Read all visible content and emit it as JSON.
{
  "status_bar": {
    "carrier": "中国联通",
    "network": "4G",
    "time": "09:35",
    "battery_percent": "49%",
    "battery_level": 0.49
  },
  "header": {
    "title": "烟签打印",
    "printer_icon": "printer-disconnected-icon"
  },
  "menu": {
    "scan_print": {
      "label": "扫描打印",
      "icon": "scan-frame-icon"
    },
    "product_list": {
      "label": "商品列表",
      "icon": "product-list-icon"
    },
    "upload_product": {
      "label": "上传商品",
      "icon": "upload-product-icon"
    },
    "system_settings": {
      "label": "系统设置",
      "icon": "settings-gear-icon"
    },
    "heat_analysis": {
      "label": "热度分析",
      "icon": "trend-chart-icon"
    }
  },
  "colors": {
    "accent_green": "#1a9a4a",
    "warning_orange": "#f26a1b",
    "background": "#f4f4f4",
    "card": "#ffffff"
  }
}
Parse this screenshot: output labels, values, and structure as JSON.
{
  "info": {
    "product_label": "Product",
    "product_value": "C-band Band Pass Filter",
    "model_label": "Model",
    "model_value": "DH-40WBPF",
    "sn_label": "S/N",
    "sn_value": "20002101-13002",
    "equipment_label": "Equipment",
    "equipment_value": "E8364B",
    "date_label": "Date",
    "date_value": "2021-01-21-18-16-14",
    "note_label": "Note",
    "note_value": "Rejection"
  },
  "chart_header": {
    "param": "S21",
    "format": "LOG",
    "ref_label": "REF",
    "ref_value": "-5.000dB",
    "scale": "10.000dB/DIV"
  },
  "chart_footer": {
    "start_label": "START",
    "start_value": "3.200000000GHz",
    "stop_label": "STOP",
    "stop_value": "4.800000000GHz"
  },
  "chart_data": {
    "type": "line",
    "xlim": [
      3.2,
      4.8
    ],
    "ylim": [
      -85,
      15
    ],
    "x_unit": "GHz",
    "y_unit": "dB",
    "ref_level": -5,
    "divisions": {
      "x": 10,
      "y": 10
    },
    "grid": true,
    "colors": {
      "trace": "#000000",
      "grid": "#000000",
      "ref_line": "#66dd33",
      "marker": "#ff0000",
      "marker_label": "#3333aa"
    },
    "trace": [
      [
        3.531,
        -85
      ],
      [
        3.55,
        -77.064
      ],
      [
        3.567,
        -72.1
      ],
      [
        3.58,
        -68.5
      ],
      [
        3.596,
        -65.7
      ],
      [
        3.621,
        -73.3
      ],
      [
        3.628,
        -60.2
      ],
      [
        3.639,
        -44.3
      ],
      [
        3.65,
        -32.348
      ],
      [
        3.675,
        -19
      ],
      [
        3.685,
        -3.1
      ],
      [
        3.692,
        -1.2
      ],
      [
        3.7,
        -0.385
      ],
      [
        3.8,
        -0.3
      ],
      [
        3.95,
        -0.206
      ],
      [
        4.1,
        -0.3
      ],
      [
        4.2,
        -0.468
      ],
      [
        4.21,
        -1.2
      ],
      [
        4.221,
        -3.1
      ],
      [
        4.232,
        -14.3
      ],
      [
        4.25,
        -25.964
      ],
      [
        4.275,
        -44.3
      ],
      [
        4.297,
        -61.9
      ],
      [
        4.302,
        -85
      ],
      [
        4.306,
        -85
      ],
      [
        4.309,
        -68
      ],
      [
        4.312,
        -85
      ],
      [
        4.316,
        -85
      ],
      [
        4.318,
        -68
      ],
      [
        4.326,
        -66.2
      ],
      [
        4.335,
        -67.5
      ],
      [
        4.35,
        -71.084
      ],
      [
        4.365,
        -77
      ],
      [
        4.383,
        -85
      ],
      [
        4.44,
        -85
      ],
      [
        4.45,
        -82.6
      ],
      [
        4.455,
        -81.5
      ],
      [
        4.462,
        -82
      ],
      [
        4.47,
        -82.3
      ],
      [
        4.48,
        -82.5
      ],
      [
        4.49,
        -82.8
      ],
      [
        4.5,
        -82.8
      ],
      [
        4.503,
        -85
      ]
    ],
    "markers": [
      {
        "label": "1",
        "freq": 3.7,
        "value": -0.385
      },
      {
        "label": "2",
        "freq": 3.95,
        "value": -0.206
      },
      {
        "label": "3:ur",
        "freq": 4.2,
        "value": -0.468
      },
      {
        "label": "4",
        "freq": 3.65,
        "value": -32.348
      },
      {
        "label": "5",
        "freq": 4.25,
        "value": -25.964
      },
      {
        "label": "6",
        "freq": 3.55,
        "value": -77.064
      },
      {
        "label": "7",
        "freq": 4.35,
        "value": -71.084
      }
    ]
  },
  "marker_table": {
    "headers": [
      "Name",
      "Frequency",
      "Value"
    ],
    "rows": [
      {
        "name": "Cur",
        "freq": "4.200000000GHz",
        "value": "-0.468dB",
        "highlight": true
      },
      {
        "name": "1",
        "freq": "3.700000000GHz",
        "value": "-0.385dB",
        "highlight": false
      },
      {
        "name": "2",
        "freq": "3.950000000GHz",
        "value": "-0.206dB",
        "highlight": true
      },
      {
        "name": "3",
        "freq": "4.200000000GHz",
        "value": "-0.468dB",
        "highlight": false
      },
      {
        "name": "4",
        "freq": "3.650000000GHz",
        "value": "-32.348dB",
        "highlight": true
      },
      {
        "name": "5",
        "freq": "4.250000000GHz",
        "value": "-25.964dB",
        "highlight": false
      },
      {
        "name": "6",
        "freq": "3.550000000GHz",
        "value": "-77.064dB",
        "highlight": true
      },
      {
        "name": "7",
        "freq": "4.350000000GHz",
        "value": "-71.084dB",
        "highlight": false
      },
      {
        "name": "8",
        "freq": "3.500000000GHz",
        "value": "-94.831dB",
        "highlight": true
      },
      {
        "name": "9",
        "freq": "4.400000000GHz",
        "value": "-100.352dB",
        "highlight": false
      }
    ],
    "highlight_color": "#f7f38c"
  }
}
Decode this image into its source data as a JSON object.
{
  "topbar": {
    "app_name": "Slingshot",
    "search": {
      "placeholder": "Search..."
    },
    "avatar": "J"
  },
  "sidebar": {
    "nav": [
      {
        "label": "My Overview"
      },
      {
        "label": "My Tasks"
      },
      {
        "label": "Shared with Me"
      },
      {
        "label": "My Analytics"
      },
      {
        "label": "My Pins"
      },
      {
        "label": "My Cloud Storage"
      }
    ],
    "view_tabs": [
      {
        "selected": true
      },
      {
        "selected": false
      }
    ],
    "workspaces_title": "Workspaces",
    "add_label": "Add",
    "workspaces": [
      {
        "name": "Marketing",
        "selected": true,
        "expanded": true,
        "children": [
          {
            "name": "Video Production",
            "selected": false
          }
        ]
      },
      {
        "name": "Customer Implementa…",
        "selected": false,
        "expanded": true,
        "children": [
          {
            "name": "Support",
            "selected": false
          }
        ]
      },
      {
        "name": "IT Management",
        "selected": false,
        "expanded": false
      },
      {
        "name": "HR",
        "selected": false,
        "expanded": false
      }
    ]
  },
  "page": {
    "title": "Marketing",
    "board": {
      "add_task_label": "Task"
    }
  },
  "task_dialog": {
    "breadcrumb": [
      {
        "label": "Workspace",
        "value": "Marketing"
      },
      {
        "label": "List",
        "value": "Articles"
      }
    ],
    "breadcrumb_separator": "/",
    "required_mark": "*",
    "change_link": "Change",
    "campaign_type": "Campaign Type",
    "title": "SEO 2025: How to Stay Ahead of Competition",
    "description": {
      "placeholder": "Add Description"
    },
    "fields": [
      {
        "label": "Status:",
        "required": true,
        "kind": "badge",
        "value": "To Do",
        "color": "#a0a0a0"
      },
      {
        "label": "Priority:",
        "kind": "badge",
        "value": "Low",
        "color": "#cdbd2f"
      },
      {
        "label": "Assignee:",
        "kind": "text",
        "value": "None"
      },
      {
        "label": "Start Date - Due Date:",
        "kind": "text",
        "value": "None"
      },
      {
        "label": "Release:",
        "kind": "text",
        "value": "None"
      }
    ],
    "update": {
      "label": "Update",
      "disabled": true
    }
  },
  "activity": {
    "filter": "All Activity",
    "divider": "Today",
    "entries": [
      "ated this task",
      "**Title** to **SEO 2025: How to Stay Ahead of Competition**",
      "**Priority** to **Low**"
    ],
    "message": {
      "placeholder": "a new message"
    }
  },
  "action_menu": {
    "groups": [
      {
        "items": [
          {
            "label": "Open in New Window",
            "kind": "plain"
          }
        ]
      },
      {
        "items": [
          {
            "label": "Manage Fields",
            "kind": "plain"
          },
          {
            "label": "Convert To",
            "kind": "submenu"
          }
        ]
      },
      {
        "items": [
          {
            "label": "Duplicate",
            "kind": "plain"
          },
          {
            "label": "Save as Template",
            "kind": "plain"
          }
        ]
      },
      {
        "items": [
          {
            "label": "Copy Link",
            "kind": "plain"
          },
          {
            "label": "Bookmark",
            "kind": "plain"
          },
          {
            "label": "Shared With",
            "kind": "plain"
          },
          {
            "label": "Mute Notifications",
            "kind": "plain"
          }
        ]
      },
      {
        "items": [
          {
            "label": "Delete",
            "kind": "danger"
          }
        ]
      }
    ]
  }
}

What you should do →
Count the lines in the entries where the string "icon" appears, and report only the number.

Exercise result →
6